Jones is the third head coach in four years for Dacula. That’s a rarity at the school that thrives on longevity. He replaces Jared Zito, who resigned after two seasons in November following a 1-9 season. Prior to Zito, Maloof was Dacula’s head coach for 20 years and Mike Strickland held the position for seven years.

“Dacula has so much tradition. When you think of Dacula football, you think of tradition, kids that give tremendous effort, you think of blue collar work habits and that has never changed with Dacula,” Jones said.

Jones wants to re-establish that culture at Dacula, which is coming off its worst season in more than 25 years.

The program had roughly 85 players 10th through 12th grade out for spring football and about 45 freshmen. Those numbers are on par from recent years, which has seen the school district shrink with the opening of nearby schools Mill Creek, Mountain View and Archer.

“We make it our goal to get better every single day,” Jones said. “We’re going to let tomorrow take care of itself.

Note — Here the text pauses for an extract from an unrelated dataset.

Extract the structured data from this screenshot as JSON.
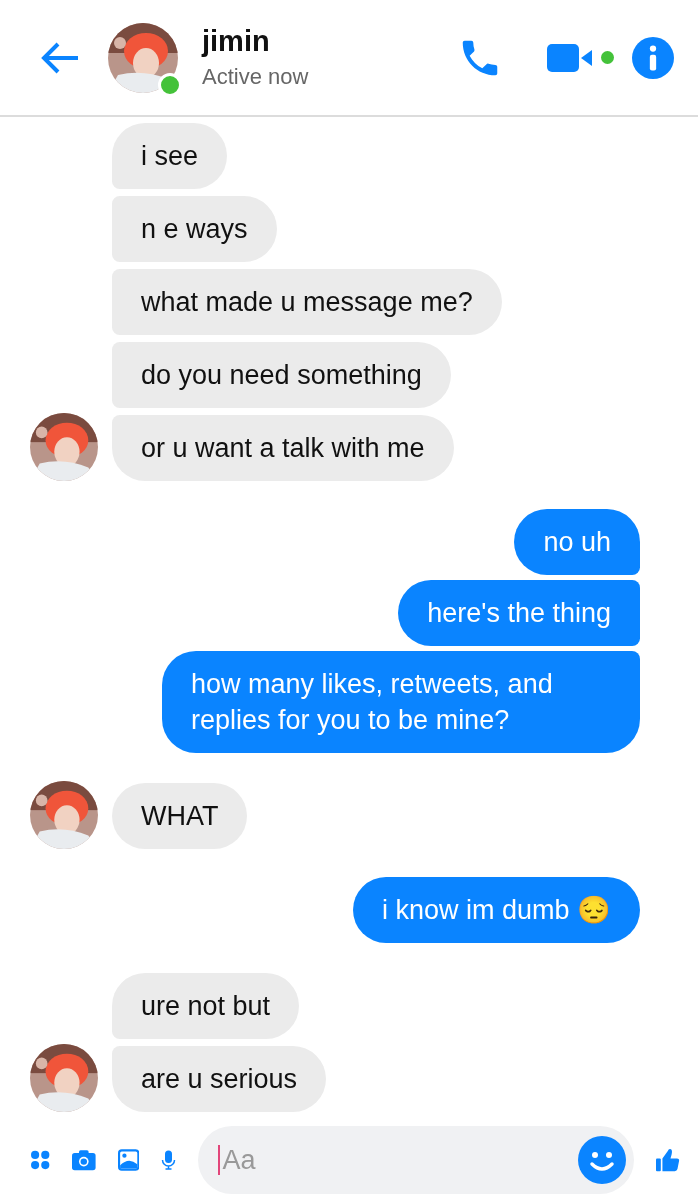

We’re going to compete, practice, work hard and do what we need to do every day and that will give us the opportunity to take another step. Right now it’s one day at a time.”

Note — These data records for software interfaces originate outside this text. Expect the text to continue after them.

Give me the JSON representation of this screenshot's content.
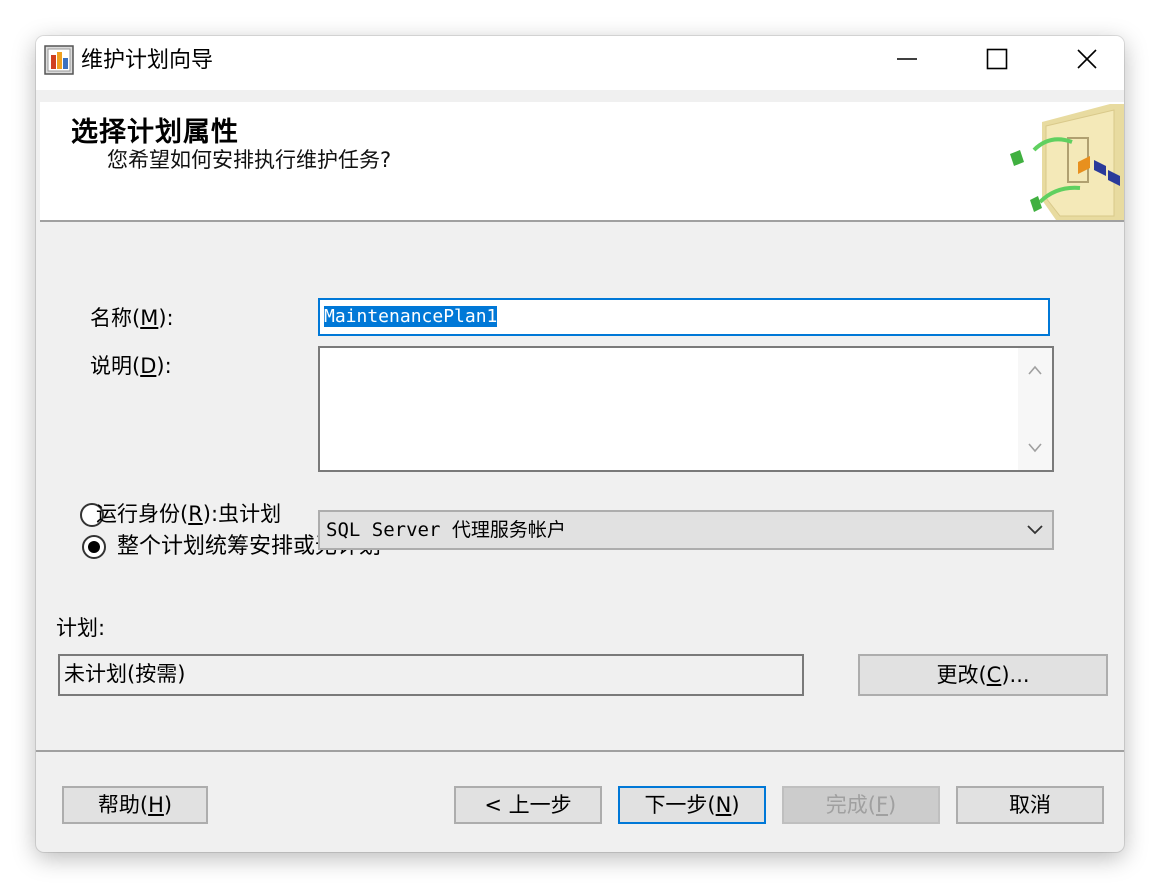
{
  "window": {
    "title": "维护计划向导",
    "icon": "maintenance-plan-icon",
    "controls": [
      "minimize-icon",
      "maximize-icon",
      "close-icon"
    ]
  },
  "header": {
    "title": "选择计划属性",
    "subtitle": "您希望如何安排执行维护任务?"
  },
  "form": {
    "name_label": "名称(",
    "name_hotkey": "M",
    "name_label_end": "):",
    "name_value": "MaintenancePlan1",
    "description_label": "说明(",
    "description_hotkey": "D",
    "description_label_end": "):",
    "description_value": "",
    "runas_label": "运行身份(",
    "runas_hotkey": "R",
    "runas_label_end": "):",
    "runas_overlap_text": "虫计划",
    "runas_value": "SQL Server 代理服务帐户",
    "radio_whole_plan_label": "整个计划统筹安排或无计划",
    "radio_whole_plan_checked": true
  },
  "schedule": {
    "label": "计划:",
    "value": "未计划(按需)",
    "change_button_label": "更改(",
    "change_button_hotkey": "C",
    "change_button_label_end": ")..."
  },
  "buttons": {
    "help_label": "帮助(",
    "help_hotkey": "H",
    "help_end": ")",
    "back_label": "< 上一步",
    "next_label": "下一步(",
    "next_hotkey": "N",
    "next_end": ")",
    "finish_label": "完成(",
    "finish_hotkey": "F",
    "finish_end": ")",
    "cancel_label": "取消"
  },
  "colors": {
    "accent": "#0078d7",
    "window_bg": "#f0f0f0",
    "button_bg": "#e1e1e1"
  }
}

Jones kept four coaches from the previous staff and brought in three new coaches. Clint Jenkins, who was the defensive backs coach last season, is now the defensive coordinator and will run a 4-3 formation. Former North Forsyth assistant coach Brandon Worley is now the offensive coordinator and is directing the new multiple I formation.

“Any time you have a new staff and you have a new scheme offensively and defensively, there’s going to be a learning curve and you feel like you’re fighting from behind to catch up,” Jones said. “That’s where we are right now. We feel like we’re fighting right now to get on the playing field.”

Jones will make his head coaching debut with Dacula on Aug. 30 when the Falcons host neighborhood rival Mill Creek. It has quickly become one of the county’s most exciting rivalries in recent years.

Then there’s the homecoming game for Jones when he’ll face his alma mater Brookwood, where his father Tom and brother Philip coach. It’s a game Jones’ mother Linda would have loved to see, but she passed away in December.

“I know we play Mill Creek first, but I think you’re probably referring to the Brookwood game coming down the road,” Jones said. “That’s going to be a real emotional night with my dad and brother both on the other sideline. Even more in particular with the loss of my mom and how excited she would have been about that night. It’s going to be an emotional night, but you only have eight region games to play you better make the most out of every one.”

Jones hasn’t put any expectations on this year’s team, or at least not publicly. This is a program that’s two years removed from reaching the state quarterfinals. The Falcons graduated their leading rusher, leading receiver and leading passer, so there will be some major holes to fill in the lineup. But it’s a challenge Jones has embraced.

“I’m excited to be back in the Dacula community,” Jones said. “We just want to represent Dacula well on Friday night and make them proud of us.”